New France was governed by three rulers: the governor, the bishop and the intendant, all appointed by the King, and sent from France. The intendant was responsible for finance, economic development, and the administration of justice (law and order). He also presided over the Sovereign Council of New France (French: Conseil souverain). Because of his extensive powers, there were often disputes over jurisdiction between the governor and the intendant.
The first intendant of New France was Jean Talon, appointed in 1665 when the colony became a royal province of France. It was Talon who took the first census of the colony in 1666. Talon also established many industries in New France, including shipbuilding.
|Jean Talon||1665–1668||Louis XIV|
|Claude de Boutroue d'Aubigny||1668–1670|
|Jacques Duchesneau de la Doussinière et d'Ambault||1675–1682|
|Jacques de Meulles||1682–1686|
|Jean Bochart de Champigny, sieur de Noroy de Verneuil||1686–1702|
|François de Beauharnois de la Chaussaye, Baron de Beauville||1702–1705|
|Jacques Raudot co-intendant||1705–1711|

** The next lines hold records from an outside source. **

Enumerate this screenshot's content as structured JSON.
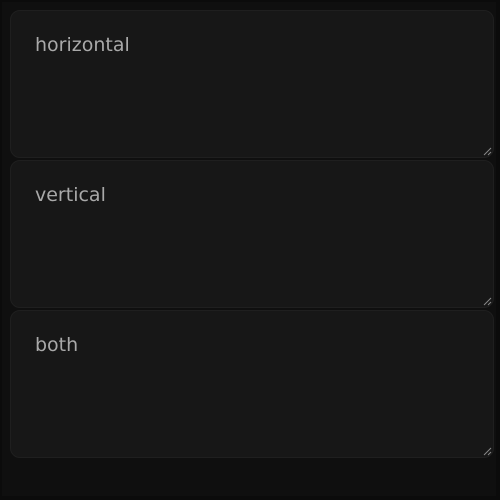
{
  "textareas": [
    {
      "placeholder": "horizontal",
      "value": ""
    },
    {
      "placeholder": "vertical",
      "value": ""
    },
    {
      "placeholder": "both",
      "value": ""
    }
  ],
  "colors": {
    "page_background": "#0b0b0b",
    "frame_background": "#0f0f0f",
    "field_background": "#171717",
    "placeholder_text": "#a9a9a9",
    "grip": "#8a8a8a"
  },
  "icons": {
    "resize_grip": "resize-grip-icon"
  }
}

|Antoine-Denis Raudot co-intendant||1705–1710|
|Michel Bégon de la Picardière||1712–1726||Louis XV|